I know we left 2020 in the dust (not that 2021 is looking all that much better so far), but forget that for a minute—let’s look back at the top titles borrowed from Overdrive and Hoopla in the past year, and see what kinds of trends have emerged in these, dare I say, unprecedented times.
As the outside world closed up, forcing us all to turn inwards, what sort of activities did you find yourself doing? If you found yourself reading a ton more than normal, you’re in good company (conversely, if you found yourself unable to concentrate on books, you are also in good company). While plenty of people found themselves in a reading rut thanks to the existential crises caused by COVID, the general trend of reading during lockdown actually increased overall.

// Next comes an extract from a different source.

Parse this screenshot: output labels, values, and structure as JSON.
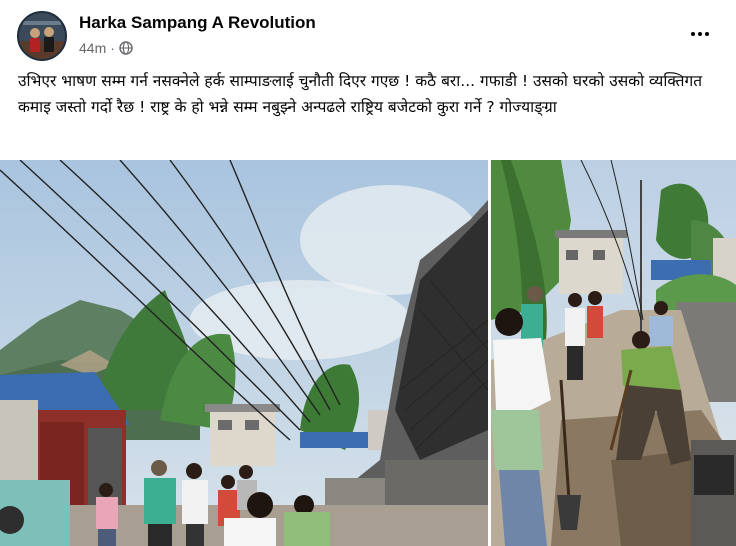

A study out of the UK reported an almost doubled rate in reading, from 3.5 hours a week to a reported six. From the same study, “A third said they read more printed books, 18% consumed more e-books, and 9% listened to more audiobooks”. A third of people reading more paper books in a single year is nothing to sneeze at.
But stats like this are actually not surprising; there is historical precedence for this kind of thing. An industry analyst for NDP (a market research firm) notes that historically, book sales are resistant to economic downturn; even the Great Recession of 2008 saw a year-over-year increase in book sales. While on the surface this may come as a shock, it makes sense if you consider books for their personal value rather than just their financial cost. When the going gets rough, as it most certainly did in 2020, people often turn to books not just as a form of entertainment, but also for escapism, distraction, and for mental wellbeing.
Quarantine life has posed many alternatives for us to consider–from how we work, to how we cope with stress–and this is especially true with reading habits. I have been reading a lot more, often for hours at night to decompress. Some days, though, I am not in the mood for heavy reading, but want to enjoy some literary entertainment with the fast accessibility of a movie or TV show. Graphic Novels have always filled in this gap for me insofar as they occupy the disparate space between abstract language and strict visual signfier; graphic novels fuse the signifier and signified seamlessly for an engaging literary experience that has the depth of a novel with the visual cues of the best visual mediums. Below is nine recommended graphic novels that I’ve read separated according to general age range. I encourage teens and adults to read “down” from their age group as these picks transcend their audiences’ age range.
Coltrane was a true virtuoso. Unlike Mozart, though, he wasn’t born a musical genius. Instead, he practised, practised, practised. On the bus during road trips, he would shadow exercise his fingering on the sax for hours on endlessly. Endlessly curious, his musical career changed jazz and popular music’s trajectory like no other artist—encompassing Be Bop/Hard Bop, Blues, Pop, Avant-Garde, Free Jazz, and Ballads. What sets Coltrane apart from his contemporaries and modern artists for me is that his musical voice helps smooth my worries, has eased my pain over some of my most wretched heartaches, has helped me discover patience within myself, and continues so effortlessly to permeate my cerebral and spiritual faculties like no one else. Not everyone can say that their favourite artist named a song after them either (wink wink). I’ve been listening to a lot of Coltrane while I work from home—indeed, as I write this—to encourage a flow that sweeps me into an effortless effort. Coltrane has such a massive discography from his tragically shortened life that I thought I’d highlight some of my favourites to get you started. All albums here are hyperlinked (click on the pictures) to their Hoopla links. The album above, from the superb 2017 documentary, is a great general introduction to the breath of his work. What follows are some of my favourites.